• _Listed entries_:
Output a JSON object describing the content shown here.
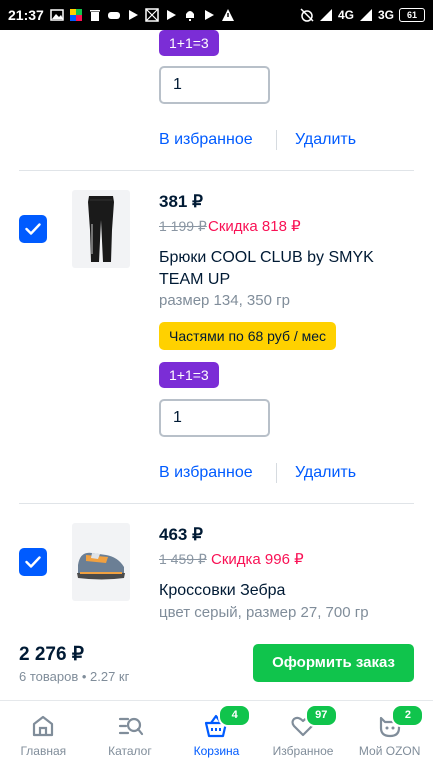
{
  "status_bar": {
    "time": "21:37",
    "network_1": "4G",
    "network_2": "3G",
    "battery": "61"
  },
  "cart": {
    "top_partial": {
      "promo": "1+1=3",
      "quantity": "1",
      "favorite_label": "В избранное",
      "delete_label": "Удалить"
    },
    "items": [
      {
        "price": "381 ₽",
        "old_price": "1 199 ₽",
        "discount": "Скидка 818 ₽",
        "title": "Брюки COOL CLUB by SMYK TEAM UP",
        "meta": "размер 134, 350 гр",
        "installments": "Частями по 68 руб / мес",
        "promo": "1+1=3",
        "quantity": "1",
        "favorite_label": "В избранное",
        "delete_label": "Удалить",
        "checked": true
      },
      {
        "price": "463 ₽",
        "old_price": "1 459 ₽",
        "discount": "Скидка 996 ₽",
        "title": "Кроссовки Зебра",
        "meta": "цвет серый, размер 27, 700 гр",
        "checked": true
      }
    ]
  },
  "checkout": {
    "total": "2 276 ₽",
    "summary": "6 товаров • 2.27 кг",
    "button_label": "Оформить заказ"
  },
  "nav": {
    "items": [
      {
        "label": "Главная",
        "icon": "home-icon"
      },
      {
        "label": "Каталог",
        "icon": "catalog-icon"
      },
      {
        "label": "Корзина",
        "icon": "cart-icon",
        "badge": "4"
      },
      {
        "label": "Избранное",
        "icon": "heart-icon",
        "badge": "97"
      },
      {
        "label": "Мой OZON",
        "icon": "profile-icon",
        "badge": "2"
      }
    ],
    "active_color": "#005bff",
    "badge_color": "#10c44c"
  },
  "colors": {
    "accent": "#005bff",
    "discount": "#f91155",
    "promo": "#7b2dd6",
    "installments": "#ffd100",
    "order_button": "#10c44c"
  }
}
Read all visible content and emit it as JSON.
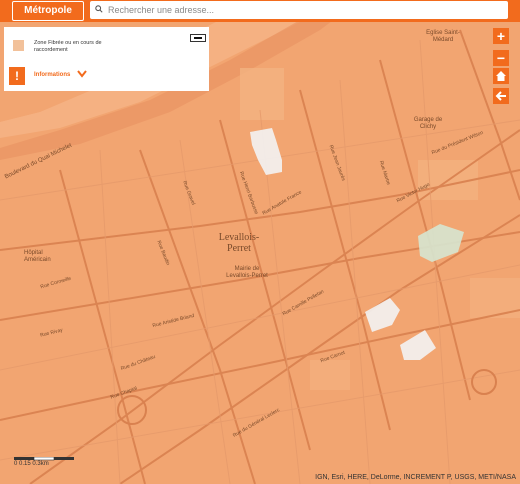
{
  "topbar": {
    "metropole_label": "Métropole",
    "search_placeholder": "Rechercher une adresse..."
  },
  "legend": {
    "zone_label": "Zone Fibrée ou en cours de raccordement",
    "info_label": "Informations",
    "info_mark": "!",
    "swatch_color": "#f2c19a"
  },
  "map_labels": {
    "city": "Levallois-Perret",
    "mairie": "Mairie de Levallois-Perret",
    "hopital": "Hôpital Américain",
    "eglise": "Eglise Saint-Médard",
    "garage": "Garage de Clichy",
    "quai": "Boulevard du Quai Michelet",
    "rue_anatole": "Rue Anatole France",
    "rue_gravel": "Rue Gravel",
    "rue_jean_jaures": "Rue Jean Jaurès",
    "rue_president": "Rue du Président Wilson",
    "rue_victor_hugo": "Rue Victor Hugo",
    "rue_aristide": "Rue Aristide Briand",
    "rue_camille": "Rue Camille Pelletan",
    "rue_chaptal": "Rue Chaptal",
    "rue_rivay": "Rue Rivay",
    "rue_martre": "Rue Martre",
    "rue_baudin": "Rue Baudin",
    "rue_henri": "Rue Henri Barbusse",
    "rue_carnot": "Rue Carnot",
    "rue_general": "Rue du Général Leclerc",
    "rue_cormeille": "Rue Cormeille",
    "rue_chateau": "Rue du Château"
  },
  "controls": {
    "zoom_in": "+",
    "zoom_out": "−",
    "home_icon": "home-icon",
    "back_icon": "arrow-left-icon"
  },
  "scale": {
    "text": "0     0.15     0.3km"
  },
  "attribution": "IGN, Esri, HERE, DeLorme, INCREMENT P, USGS, METI/NASA",
  "colors": {
    "accent": "#f26b1d",
    "fiber_zone": "#f2a571",
    "road": "#e0895a"
  }
}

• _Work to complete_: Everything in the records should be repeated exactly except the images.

• _Response to this exercise_:
Output a JSON object describing the content shown here.
{
  "status_bar": {
    "time": "21:37",
    "network_1": "4G",
    "network_2": "3G",
    "battery": "61"
  },
  "cart": {
    "top_partial": {
      "promo": "1+1=3",
      "quantity": "1",
      "favorite_label": "В избранное",
      "delete_label": "Удалить"
    },
    "items": [
      {
        "price": "381 ₽",
        "old_price": "1 199 ₽",
        "discount": "Скидка 818 ₽",
        "title": "Брюки COOL CLUB by SMYK TEAM UP",
        "meta": "размер 134, 350 гр",
        "installments": "Частями по 68 руб / мес",
        "promo": "1+1=3",
        "quantity": "1",
        "favorite_label": "В избранное",
        "delete_label": "Удалить",
        "checked": true
      },
      {
        "price": "463 ₽",
        "old_price": "1 459 ₽",
        "discount": "Скидка 996 ₽",
        "title": "Кроссовки Зебра",
        "meta": "цвет серый, размер 27, 700 гр",
        "checked": true
      }
    ]
  },
  "checkout": {
    "total": "2 276 ₽",
    "summary": "6 товаров • 2.27 кг",
    "button_label": "Оформить заказ"
  },
  "nav": {
    "items": [
      {
        "label": "Главная",
        "icon": "home-icon"
      },
      {
        "label": "Каталог",
        "icon": "catalog-icon"
      },
      {
        "label": "Корзина",
        "icon": "cart-icon",
        "badge": "4"
      },
      {
        "label": "Избранное",
        "icon": "heart-icon",
        "badge": "97"
      },
      {
        "label": "Мой OZON",
        "icon": "profile-icon",
        "badge": "2"
      }
    ],
    "active_color": "#005bff",
    "badge_color": "#10c44c"
  },
  "colors": {
    "accent": "#005bff",
    "discount": "#f91155",
    "promo": "#7b2dd6",
    "installments": "#ffd100",
    "order_button": "#10c44c"
  }
}
Read all visible content and emit it as JSON.
{
  "topbar": {
    "metropole_label": "Métropole",
    "search_placeholder": "Rechercher une adresse..."
  },
  "legend": {
    "zone_label": "Zone Fibrée ou en cours de raccordement",
    "info_label": "Informations",
    "info_mark": "!",
    "swatch_color": "#f2c19a"
  },
  "map_labels": {
    "city": "Levallois-Perret",
    "mairie": "Mairie de Levallois-Perret",
    "hopital": "Hôpital Américain",
    "eglise": "Eglise Saint-Médard",
    "garage": "Garage de Clichy",
    "quai": "Boulevard du Quai Michelet",
    "rue_anatole": "Rue Anatole France",
    "rue_gravel": "Rue Gravel",
    "rue_jean_jaures": "Rue Jean Jaurès",
    "rue_president": "Rue du Président Wilson",
    "rue_victor_hugo": "Rue Victor Hugo",
    "rue_aristide": "Rue Aristide Briand",
    "rue_camille": "Rue Camille Pelletan",
    "rue_chaptal": "Rue Chaptal",
    "rue_rivay": "Rue Rivay",
    "rue_martre": "Rue Martre",
    "rue_baudin": "Rue Baudin",
    "rue_henri": "Rue Henri Barbusse",
    "rue_carnot": "Rue Carnot",
    "rue_general": "Rue du Général Leclerc",
    "rue_cormeille": "Rue Cormeille",
    "rue_chateau": "Rue du Château"
  },
  "controls": {
    "zoom_in": "+",
    "zoom_out": "−",
    "home_icon": "home-icon",
    "back_icon": "arrow-left-icon"
  },
  "scale": {
    "text": "0     0.15     0.3km"
  },
  "attribution": "IGN, Esri, HERE, DeLorme, INCREMENT P, USGS, METI/NASA",
  "colors": {
    "accent": "#f26b1d",
    "fiber_zone": "#f2a571",
    "road": "#e0895a"
  }
}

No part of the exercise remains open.